I intended to make only one entry on the theme of paper, which turned into a second post. This entry will be a short third and final update on this topic, as I just keep finding more material.

I’ve discovered more notebooks, including some early drafts from my second novel, and a review of Tron: Legacy for my old LiveJournal blog. Once again, I’ve never reached the last pages of these pads. I find this rather strange, as I’m not the sort of person to leave a job half-finished. Once, I would have preserved them as they were, but I’ll use the other pages in the future if I need to.

My pencils are a different story. I have dozens of them around the house, and I don’t like to waste them. In fact, here are my two smallest ones joined by a rubber grip. I’ll use them until I physically can’t hold them any more:

The world's smallest pencil

I’ve also discovered from Mental Floss that every new prime minister leaves a handwritten letter about what to do in the event of a nuclear conflict if both he and his assigned second-in-command are dead. It seems a little strange that such a format is still used. If I was PM, I’d make sure I spelled it out in 16-point Helvetica so the commanders aren’t standing around asking, “Does that say, ‘load weapons,’ or, ‘lower weapons?'”

More poignantly, ListVerse posted a collection of last words written by people facing certain death.
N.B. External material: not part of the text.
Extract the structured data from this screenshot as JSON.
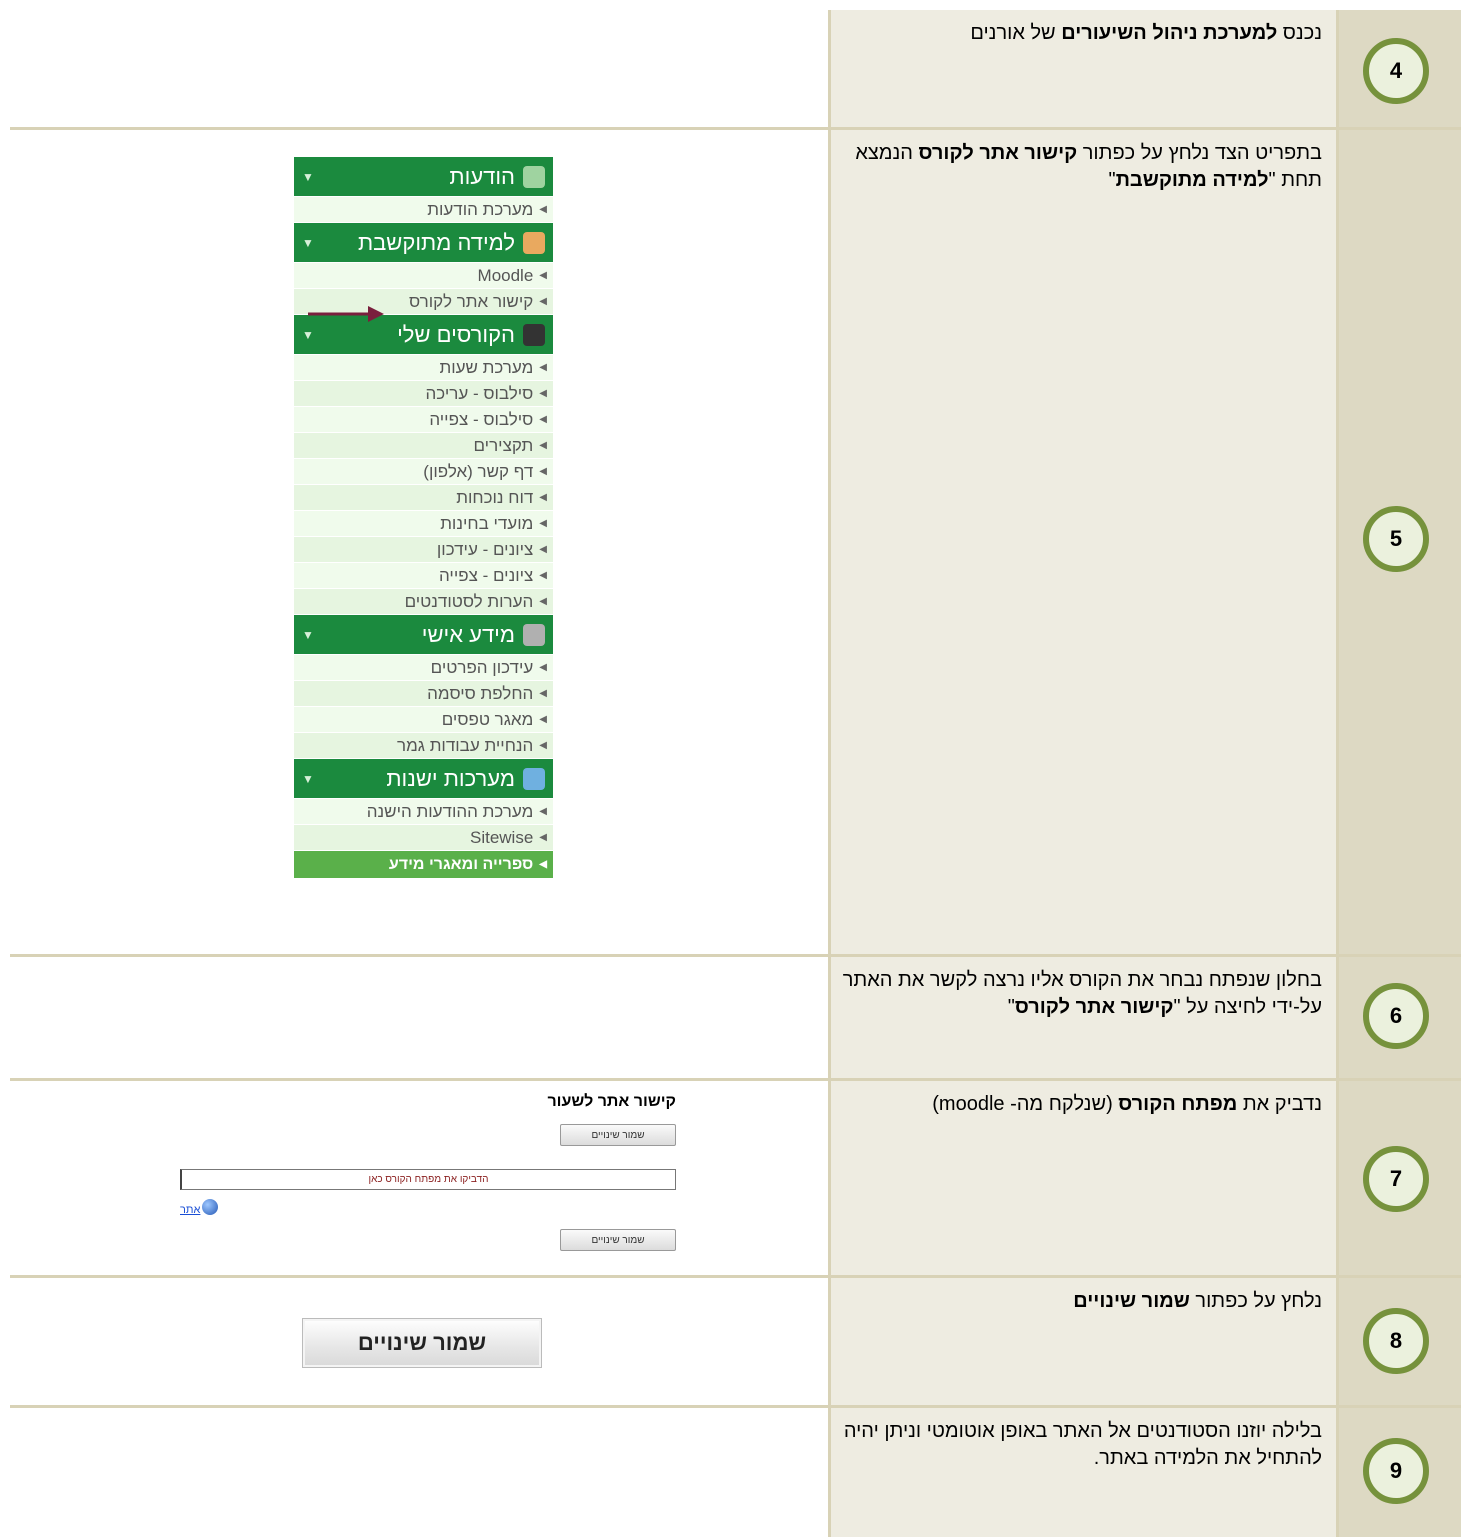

Not all of them had the luxury of pen and paper, including the prisoner of war who scratched out a memorial on a rock, and a diver who wrote his on a slate.

Lastly, I’d like to show you the paper books I plan to read throughout the rest of the year, including modern writers such as John Twelve Hawks and Richard Dawkins, a selection of Penguin Classics, and a number of local anthologies:

Paper books to read this yearIf you want more information on any of these, let me know.